Exploration and development is expected to stay strong offshore Norway over the next five years, according to the Norwegian Petroleum Directorate’s (NPD) annual review.
OSLO, Norway – Exploration and development is expected to stay strong offshore Norway over the next five years, according to the Norwegian Petroleum Directorate’s (NPD) annual review.
Total production across the shelf is expected to stay around the same level as in 2012, NPD adds.
Last year there were 13 new discoveries, five in the Norwegian North Sea, five in the Norwegian Sea, and three in the Barents Sea, out of 41 exploration wells.
The largest new oil find was Havis (well 7220/7-1) in the Barents Sea, which Statoil plans to develop with theSkrugard field, discovered in 2011. Both finds spurred interest in Barents Sea applications for last year’s 22nd licensing round, NPD says.
During 2012 Statoil and Lundin drilled more appraisal wells on the giantJohan Sverdrup field in the North Sea. Additionally, Statoil found gas in the southern Norwegian North Sea with a well on the King Lear structure, while Wintershall found oil in Skarfjell in the northern Norwegian North Sea.
NPD estimates resources in the new finds at 132 MMcmoe (839 MMboe), corresponding to 58% of total oil production in 2012.
Currently, 16 Norwegian field developments are in progress, and companies are working on proposals for a further 20 plans for development and operation over the next two years.
NPD expects total investment, excluding exploration, at NOK 157 billion ($28.5 billion) in 2013, rising to about NOK 190 billion ($34.4 billion) in 2017, an annual growth rate close to 5%. Much of this is taken up by operations from mobile drilling rigs.
Norway’s petroleum production will probably dip this year before rising again in 2014, and then level off until 2017. Gas is expected to account for more than half of Norway’s petroleum sales during the five-year period.
Finally, NPD has lifted its estimate of the country’s undiscovered resources from 13.1 to 13.6 Bcmoe (82.4 to 85.5 Bboe.

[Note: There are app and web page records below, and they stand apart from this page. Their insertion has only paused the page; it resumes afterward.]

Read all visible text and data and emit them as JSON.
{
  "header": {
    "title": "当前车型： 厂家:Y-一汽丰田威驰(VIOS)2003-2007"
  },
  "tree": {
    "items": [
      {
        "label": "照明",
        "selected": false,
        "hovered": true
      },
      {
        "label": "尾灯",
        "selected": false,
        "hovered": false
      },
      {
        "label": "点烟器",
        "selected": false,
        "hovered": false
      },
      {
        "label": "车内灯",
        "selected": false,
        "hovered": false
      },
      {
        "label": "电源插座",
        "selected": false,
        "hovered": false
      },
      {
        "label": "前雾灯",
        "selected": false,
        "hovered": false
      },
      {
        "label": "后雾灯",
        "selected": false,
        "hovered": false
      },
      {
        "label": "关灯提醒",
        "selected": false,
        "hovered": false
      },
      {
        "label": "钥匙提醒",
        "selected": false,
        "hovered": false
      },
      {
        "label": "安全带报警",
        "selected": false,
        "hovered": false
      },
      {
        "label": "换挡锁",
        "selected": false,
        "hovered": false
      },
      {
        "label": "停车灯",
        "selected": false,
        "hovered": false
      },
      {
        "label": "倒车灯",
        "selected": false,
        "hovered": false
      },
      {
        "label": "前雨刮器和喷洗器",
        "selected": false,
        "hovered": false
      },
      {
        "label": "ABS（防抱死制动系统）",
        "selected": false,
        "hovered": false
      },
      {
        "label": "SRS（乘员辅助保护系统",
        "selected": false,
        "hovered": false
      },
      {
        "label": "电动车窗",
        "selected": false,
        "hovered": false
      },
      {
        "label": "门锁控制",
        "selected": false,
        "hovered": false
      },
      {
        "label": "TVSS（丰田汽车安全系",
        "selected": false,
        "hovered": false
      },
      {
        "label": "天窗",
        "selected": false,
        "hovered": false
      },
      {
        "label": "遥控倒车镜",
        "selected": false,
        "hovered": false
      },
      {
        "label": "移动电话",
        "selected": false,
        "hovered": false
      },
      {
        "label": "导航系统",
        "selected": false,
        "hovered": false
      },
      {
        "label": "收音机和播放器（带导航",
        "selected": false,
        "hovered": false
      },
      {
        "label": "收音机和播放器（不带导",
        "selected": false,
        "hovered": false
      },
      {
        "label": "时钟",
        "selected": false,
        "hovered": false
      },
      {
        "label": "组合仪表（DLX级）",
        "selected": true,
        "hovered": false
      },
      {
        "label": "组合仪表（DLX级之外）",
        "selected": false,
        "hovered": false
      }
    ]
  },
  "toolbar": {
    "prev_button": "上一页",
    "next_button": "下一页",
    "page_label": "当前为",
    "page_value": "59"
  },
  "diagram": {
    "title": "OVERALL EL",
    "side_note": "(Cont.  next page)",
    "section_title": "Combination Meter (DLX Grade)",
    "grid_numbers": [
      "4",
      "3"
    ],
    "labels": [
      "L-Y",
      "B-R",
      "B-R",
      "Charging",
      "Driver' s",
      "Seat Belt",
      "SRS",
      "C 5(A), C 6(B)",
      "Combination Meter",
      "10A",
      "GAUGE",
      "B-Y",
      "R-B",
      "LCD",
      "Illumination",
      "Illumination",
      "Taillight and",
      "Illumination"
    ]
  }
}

“The increase in the resource estimate and major new discoveries show that the Norwegian shelf still has some surprises left, and that there is good reason for continued optimism on behalf of the oil and gas activities in Norway,” said NPD director Bente Nyland.